On 29 April 2015, Ramsay served a bankruptcy notice on Mr Compton relying on the judgment. Mr Compton failed to comply with the bankruptcy notice, and therefore committed an act of bankruptcy as defined in the Act. It follows that on 4 July 2015, Ramsay filed a creditor’s petition in the Federal Court relying on the act of bankruptcy. In response, on 7 July 2015, Mr Compton filed a notice stating grounds of opposition contending that he did not owe a debt to Ramsay, and requested that the Court ‘go behind’ the judgment and exercise its discretion under section 52 of the Act to determine whether the judgment debt was due and payable.
The primary judge determined that he did not have discretion to go behind the judgment based on the following factors:
- Mr Compton was legally represented in the Supreme Court trial; and
- evidence was available to Mr Compton at the time of the Supreme Court proceeding in relation to the issue of quantum. However, Mr Compton made a strategic decision to only run a non est factum defence.
Mr Compton sought leave to appeal the decision of the primary judge to the Full Court of the Federal Court.
The Full Court
In a unanimous judgment, the Full Court granted Mr Compton’s appeal relying on the approach taken in the matter of Wren v Mahony (1972) 126 CLR 212. There, Fullager J found that in circumstances where reason is shown to question the underlying judgment, a Bankruptcy Court cannot simply accept the judgment as evidence of the debt, but must exercise its discretion to look behind the judgment. Further, the Full Court took the view that the primary judge had erred in focusing on the way in which Mr Compton had put his case in the Supreme Court, when the central issue was in fact whether there was in reality a debt owing to the petitioning creditor.
By special leave, Ramsay appealed this decision to the High Court, arguing that the Full Court had erred in setting aside the judgment of the primary judge.
The High Court
It was submitted on behalf of Ramsay that the discretion set out in section 52 of the Act is only enlivened in the circumstances of fraud, collusion or the miscarriage of justice. Ramsay argued that this proposition was consistent with the principle of finality of litigation, and that the discretion conferred by section 52 of the Act should only be applied in a manner which gives primacy to a final judgment given as a result of a contested hearing.

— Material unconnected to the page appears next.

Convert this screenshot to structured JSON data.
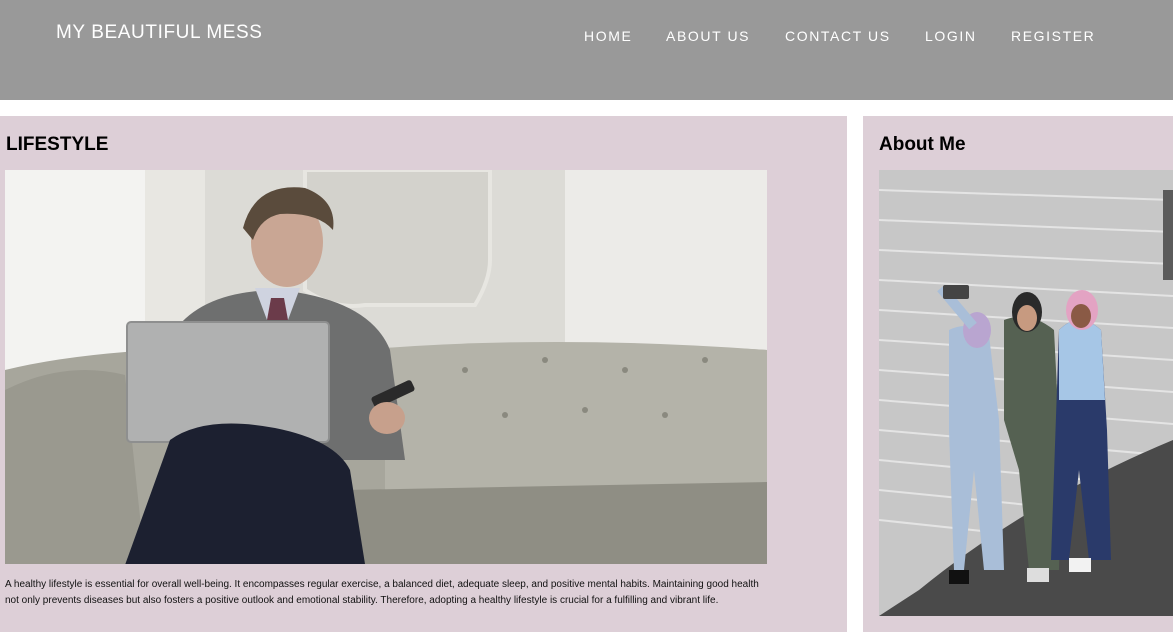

Conversely, Counsel on behalf of Mr Compton argued that the Bankruptcy Court should be compelled to go behind a judgment in situations where sufficient evidence was presented which casts doubt over whether the debt is truly owed to the petitioning creditor.
The Court ultimately upheld the decision of the Full Court, and ordered that the Bankruptcy Court should proceed to investigate whether or not the debt was owing. In essence, the High Court took the view that the scrutiny required in accordance with section 52 of the Act serves to protect the interest of third parties, specifically other creditors of the debtor who were not parties to the proceeding that resulted in the judgment debt.

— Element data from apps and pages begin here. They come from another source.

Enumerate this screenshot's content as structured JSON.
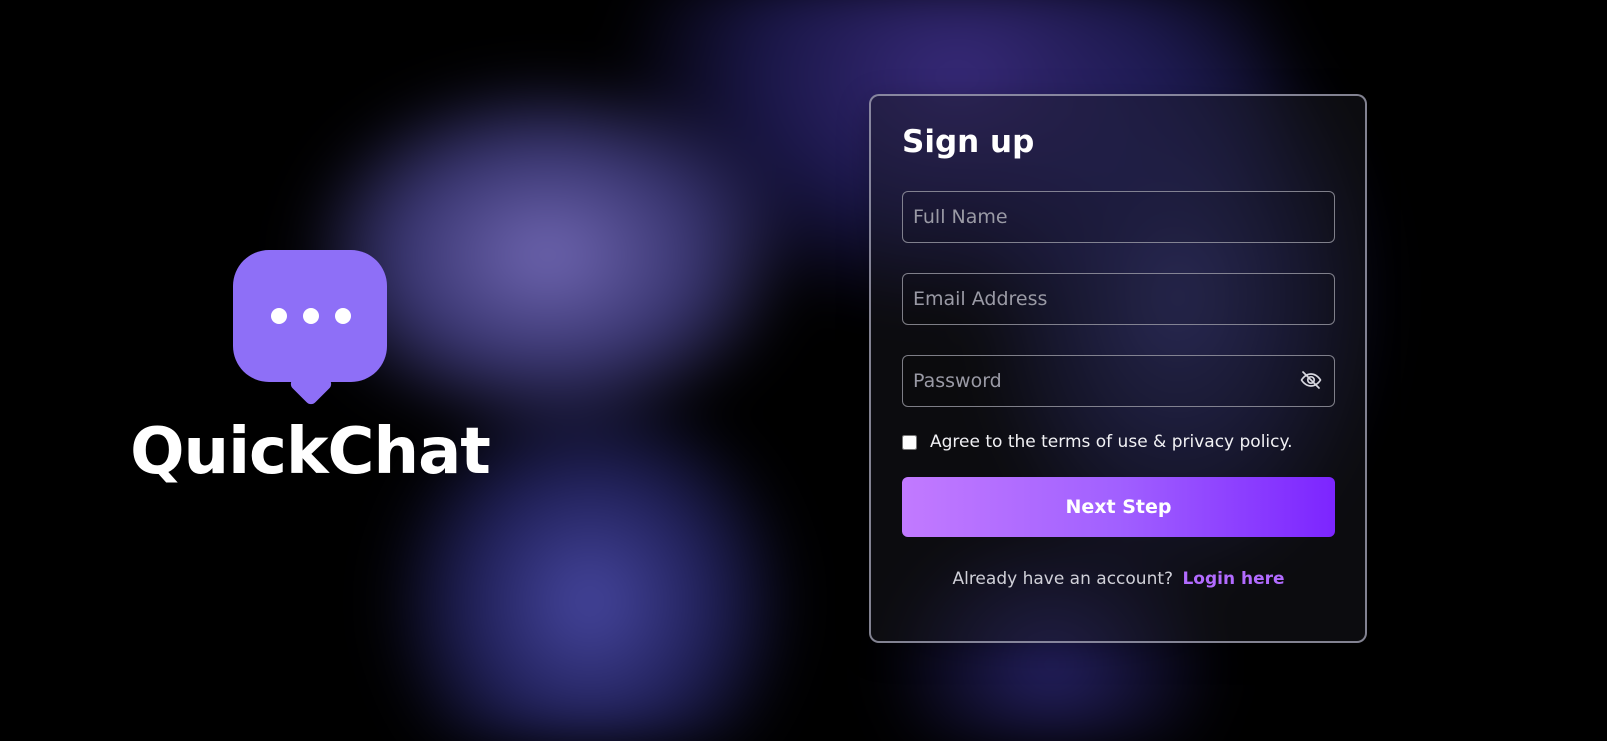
{
  "app": {
    "name": "QuickChat"
  },
  "signup": {
    "title": "Sign up",
    "full_name_placeholder": "Full Name",
    "email_placeholder": "Email Address",
    "password_placeholder": "Password",
    "terms_label": "Agree to the terms of use & privacy policy.",
    "next_button_label": "Next Step",
    "login_prompt": "Already have an account?",
    "login_link": "Login here"
  },
  "icons": {
    "logo": "chat-bubble-icon",
    "password_visibility": "eye-off-icon"
  },
  "colors": {
    "brand": "#8e6ff7",
    "button_start": "#c27aff",
    "button_end": "#7c25ff",
    "link": "#b26bff"
  }
}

This decision is of concern to bankruptcy lawyers and insolvency practitioners alike. It undermines judgments made in contested, adversarial hearings, in which the parties should be bound by the choices they make in conducting those proceedings. This decision opens the Bankruptcy Court up to becoming an appeal Court from other Courts and Tribunals, and essentially gives debtors another shot at a more favourable judgment.

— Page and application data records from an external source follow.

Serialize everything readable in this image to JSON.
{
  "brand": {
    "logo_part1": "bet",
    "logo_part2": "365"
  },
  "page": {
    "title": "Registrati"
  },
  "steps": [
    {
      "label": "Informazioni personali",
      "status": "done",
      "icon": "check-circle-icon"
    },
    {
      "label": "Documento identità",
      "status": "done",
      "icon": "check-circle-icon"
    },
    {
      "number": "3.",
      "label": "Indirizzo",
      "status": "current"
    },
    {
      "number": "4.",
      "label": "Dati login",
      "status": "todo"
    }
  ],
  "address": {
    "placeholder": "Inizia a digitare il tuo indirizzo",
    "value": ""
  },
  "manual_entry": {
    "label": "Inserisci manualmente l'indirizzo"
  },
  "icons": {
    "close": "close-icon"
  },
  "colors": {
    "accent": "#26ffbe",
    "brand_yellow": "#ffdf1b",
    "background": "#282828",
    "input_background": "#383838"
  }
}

The High Court’s determination in this matter raises the following issues:
- What circumstances will be considered sufficient to enliven the Bankruptcy Court’s discretion under section 52 of the Act?
- How does the High Court’s judgment accord with the Civil Procedure Act 2010, and the obligations of the parties to resolve disputes as cost effectively and efficiently as possible?
This matter certainly creates uncertainty in the bankruptcy space, but how this judgment will be applied by the Bankruptcy Courts is yet to be seen. The matter bas been referred back to the Full Court of the Federal Court, and the judgment is currently reserved. The story continues.